> RECORDED DATA:
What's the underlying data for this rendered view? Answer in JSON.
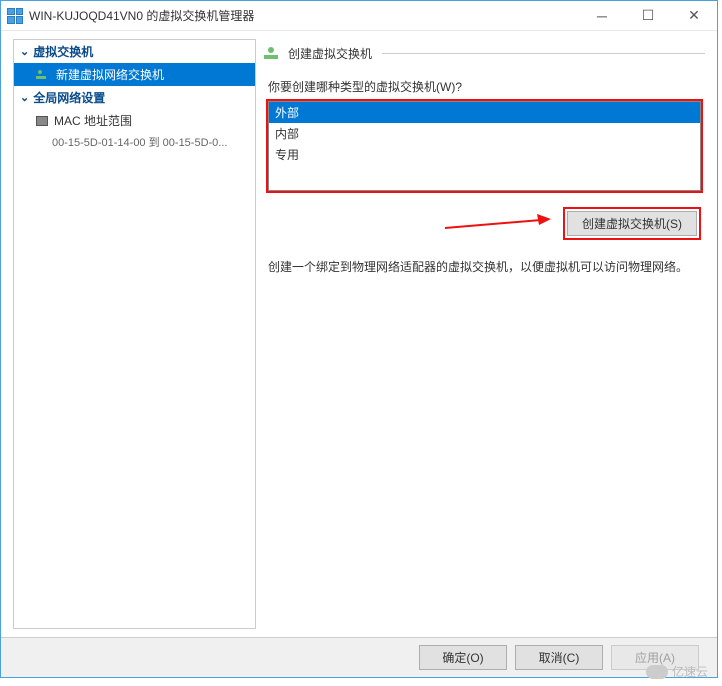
{
  "window": {
    "title": "WIN-KUJOQD41VN0 的虚拟交换机管理器"
  },
  "tree": {
    "section1": "虚拟交换机",
    "item_new": "新建虚拟网络交换机",
    "section2": "全局网络设置",
    "item_mac": "MAC 地址范围",
    "mac_range": "00-15-5D-01-14-00 到 00-15-5D-0..."
  },
  "right": {
    "header": "创建虚拟交换机",
    "prompt": "你要创建哪种类型的虚拟交换机(W)?",
    "options": {
      "external": "外部",
      "internal": "内部",
      "private": "专用"
    },
    "create_btn": "创建虚拟交换机(S)",
    "description": "创建一个绑定到物理网络适配器的虚拟交换机，以便虚拟机可以访问物理网络。"
  },
  "footer": {
    "ok": "确定(O)",
    "cancel": "取消(C)",
    "apply": "应用(A)"
  },
  "watermark": "亿速云"
}
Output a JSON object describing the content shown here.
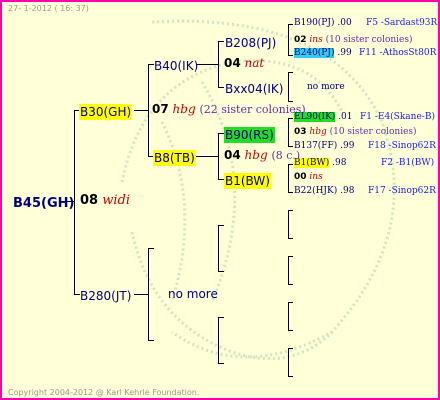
{
  "header": {
    "stamp": "27- 1-2012 ( 16: 37)"
  },
  "footer": {
    "copyright": "Copyright 2004-2012 @ Karl Kehrle Foundation."
  },
  "root": {
    "id": "B45(GH)",
    "year": "08",
    "queen": "widi"
  },
  "sire_side": {
    "id": "B30(GH)",
    "year": "07",
    "queen": "hbg",
    "sisters": "(22 sister colonies)",
    "up": {
      "id": "B40(IK)"
    },
    "down": {
      "id": "B8(TB)",
      "year": "04",
      "queen": "hbg",
      "sisters": "(8 c.)"
    },
    "upup": {
      "id": "B208(PJ)",
      "year": "04",
      "queen": "nat"
    },
    "updown": {
      "id": "Bxx04(IK)",
      "label": "no more"
    },
    "downup": {
      "id": "B90(RS)",
      "year": "03",
      "queen": "hbg",
      "sisters": "(10 sister colonies)"
    },
    "downdown": {
      "id": "B1(BW)",
      "year": "00",
      "queen": "ins"
    }
  },
  "dam_side": {
    "id": "B280(JT)",
    "label": "no more"
  },
  "right_column": [
    {
      "key": "r1",
      "id": "B190(PJ)",
      "year": ".00",
      "ref": "F5 -Sardast93R"
    },
    {
      "key": "r2",
      "year": "02",
      "queen": "ins",
      "sisters": "(10 sister colonies)"
    },
    {
      "key": "r3",
      "id": "B240(PJ)",
      "year": ".99",
      "ref": "F11 -AthosSt80R"
    },
    {
      "key": "r4",
      "label": "no more"
    },
    {
      "key": "r5",
      "id": "EL90(IK)",
      "year": ".01",
      "ref": "F1 -E4(Skane-B)"
    },
    {
      "key": "r6",
      "year": "03",
      "queen": "hbg",
      "sisters": "(10 sister colonies)"
    },
    {
      "key": "r7",
      "id": "B137(FF)",
      "year": ".99",
      "ref": "F18 -Sinop62R"
    },
    {
      "key": "r8",
      "id": "B1(BW)",
      "year": ".98",
      "ref": "F2 -B1(BW)"
    },
    {
      "key": "r9",
      "year": "00",
      "queen": "ins"
    },
    {
      "key": "r10",
      "id": "B22(HJK)",
      "year": ".98",
      "ref": "F17 -Sinop62R"
    }
  ]
}
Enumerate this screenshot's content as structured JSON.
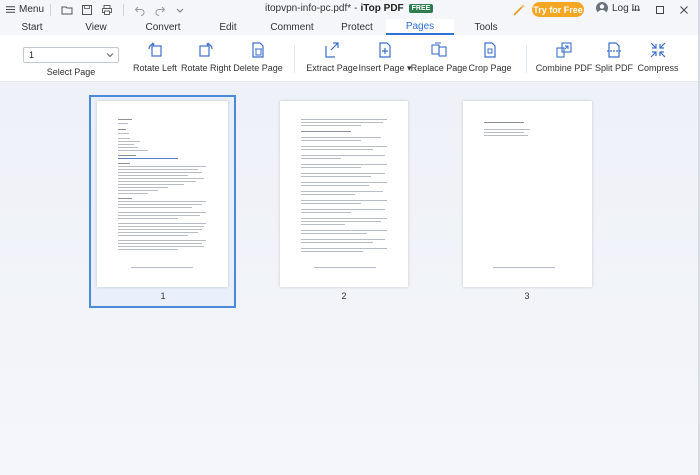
{
  "titlebar": {
    "menu_label": "Menu",
    "doc_name": "itopvpn-info-pc.pdf*",
    "separator": "-",
    "app_name": "iTop PDF",
    "free_badge": "FREE",
    "try_label": "Try for Free",
    "login_label": "Log In"
  },
  "tabs": [
    {
      "label": "Start"
    },
    {
      "label": "View"
    },
    {
      "label": "Convert"
    },
    {
      "label": "Edit"
    },
    {
      "label": "Comment"
    },
    {
      "label": "Protect"
    },
    {
      "label": "Pages",
      "active": true
    },
    {
      "label": "Tools"
    }
  ],
  "ribbon": {
    "page_select_value": "1",
    "select_page_label": "Select Page",
    "buttons": [
      {
        "label": "Rotate Left",
        "icon": "rotate-left-icon"
      },
      {
        "label": "Rotate Right",
        "icon": "rotate-right-icon"
      },
      {
        "label": "Delete Page",
        "icon": "delete-page-icon"
      },
      {
        "label": "Extract Page",
        "icon": "extract-page-icon"
      },
      {
        "label": "Insert Page",
        "icon": "insert-page-icon"
      },
      {
        "label": "Replace Page",
        "icon": "replace-page-icon"
      },
      {
        "label": "Crop Page",
        "icon": "crop-page-icon"
      },
      {
        "label": "Combine PDF",
        "icon": "combine-pdf-icon"
      },
      {
        "label": "Split PDF",
        "icon": "split-pdf-icon"
      },
      {
        "label": "Compress",
        "icon": "compress-icon"
      }
    ]
  },
  "pages": [
    {
      "number": "1",
      "selected": true
    },
    {
      "number": "2",
      "selected": false
    },
    {
      "number": "3",
      "selected": false
    }
  ],
  "colors": {
    "accent": "#2f6fd6",
    "try_button": "#f5a623",
    "free_badge": "#2e7d4f",
    "selection_border": "#4a8ad9"
  }
}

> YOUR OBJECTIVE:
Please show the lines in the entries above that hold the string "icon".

> RESPONSE BOX:
        "icon": "rotate-left-icon"
        "icon": "rotate-right-icon"
        "icon": "delete-page-icon"
        "icon": "extract-page-icon"
        "icon": "insert-page-icon"
        "icon": "replace-page-icon"
        "icon": "crop-page-icon"
        "icon": "combine-pdf-icon"
        "icon": "split-pdf-icon"
        "icon": "compress-icon"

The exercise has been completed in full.